Gladstone Mayor Wade Byers claimed that his biggest challenge last year was to pass fourth iteration of police and fire levies to prevent “dramatic” cuts in other areas of the city.

“Fortunately our voters saw fit to pass those levies,” Byers said.

As Byers discussed his next major crusade to seek grants for some aging infrastructure to maintain pipes, some audience members wondered about the city’s plans for a new library that failed at the ballot box in November. Byers did not discuss the library issue until asked directly, when he said, “We’re working on it.”

At first the mayors seemed to agree that tax compression wasn’t a problem for Clackamas County cities, but Happy Valley Mayor Lori DeRemer saw a bigger issue in state tax measures that are “handcuffing” government.

“Please do not let this drop off the radar, gentleman,” she told the other mayors after their comments. “It will affect us in the future, and we have to pay attention to that.”

If Damascus plans failed, she worried Happy Valley would become a “cul-de-sac” for East County. She saw hope, however, in the Eagle Landing project in parts of unincorporated Clackamas County that would focus growth on two million square feet of buildable space.

Local mayors are not unique in having challenges.

The League of Oregon Cities “State of the Cities” report released last month predicted “a robust recovery for Oregon’s cities is highly unlikely as they continue to feel the pinch of rising costs, stagnant revenue growth and escalating citizen demands.” City survey data found city revenues have declined during the past six years, with general fund revenues down an average of nearly 1.5 percent.

Areas of agreement

On the subject of Oak Grove incorporation, the mayors agreed, with a proviso from Spinnett on ongoing local challenges.
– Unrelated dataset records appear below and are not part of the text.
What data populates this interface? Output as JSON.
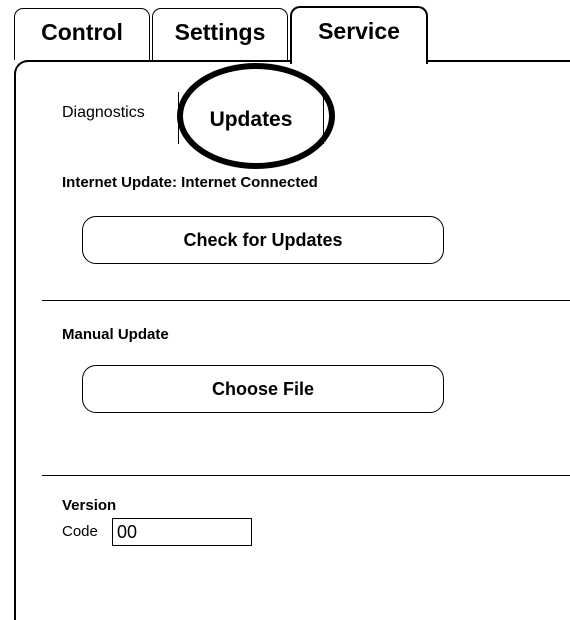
{
  "tabs": {
    "control": "Control",
    "settings": "Settings",
    "service": "Service"
  },
  "subtabs": {
    "diagnostics": "Diagnostics",
    "updates": "Updates"
  },
  "internet_update": {
    "status_label": "Internet Update: Internet Connected",
    "check_button": "Check for Updates"
  },
  "manual_update": {
    "label": "Manual Update",
    "choose_button": "Choose File"
  },
  "version": {
    "label": "Version",
    "code_label": "Code",
    "code_value": "00"
  },
  "colors": {
    "line": "#000000",
    "background": "#ffffff"
  }
}
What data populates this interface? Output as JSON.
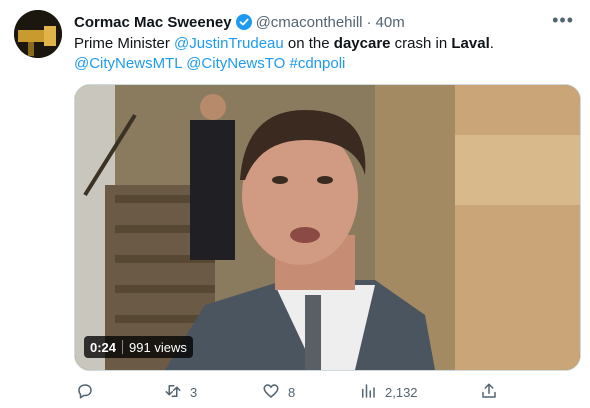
{
  "author": {
    "name": "Cormac Mac Sweeney",
    "handle": "@cmaconthehill",
    "separator": "·",
    "time": "40m"
  },
  "tweet": {
    "t1": "Prime Minister ",
    "mention1": "@JustinTrudeau",
    "t2": " on the ",
    "bold1": "daycare",
    "t3": " crash in ",
    "bold2": "Laval",
    "t4": ".",
    "mention2": "@CityNewsMTL",
    "mention3": "@CityNewsTO",
    "hashtag": "#cdnpoli"
  },
  "video": {
    "duration": "0:24",
    "views": "991 views"
  },
  "actions": {
    "reply_count": "",
    "retweet_count": "3",
    "like_count": "8",
    "view_count": "2,132",
    "share_count": ""
  },
  "icons": {
    "more": "more-horizontal-icon",
    "verified": "verified-badge-icon",
    "reply": "reply-icon",
    "retweet": "retweet-icon",
    "like": "heart-icon",
    "views": "analytics-icon",
    "share": "share-icon"
  },
  "colors": {
    "link": "#1d9bf0",
    "muted": "#536471",
    "text": "#0f1419"
  }
}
They felt that city taxpayers were subsidizing Clackamas County’s efforts in urban unincorporated areas, where there’s been a renewed drive to become a new city.

“Most of us would probably support an effort,” Neeley said.

DeRemer and Ferguson celebrated their cities’ recent resolution of growth-boundary discussions (“Cities agree on Clackamas Town Center boundary line” Dec. 5).

“At this point, it would be better if these businesses came into a city rather than staying with the county,” DeRemer said.

Cuts to Milwaukie staffing indicate that it may be a challenge to take on those extra areas soon, Ferguson added.

“It takes a lot of growth to make a big impact on city resources,” Byers noted.

Sitting down with Clackamas County attorney Chris Storey and Commissioner Paul Savas, Ferguson managed to end a more than 25-year-long dispute (“County and Milwaukie reach sewer agreement,” April 30). The deal got county money toward reducing stench and mitigating the uglier features of the county’s sewage plant in a prominent part of Milwaukie’s downtown.

“As you enter Clackamas County from Portland, you have an opportunity to see a really nice McLoughlin Boulevard,” Ferguson said.

However, a capital campaign for the $7.5 million Riverfront Park project has raised less than $10,000 so far.

“Soon we’ll start seeing the red on that thermometer,” Ferguson said, adding that he still hoped to get the park completed in time for the opening of the light-rail line in 2015.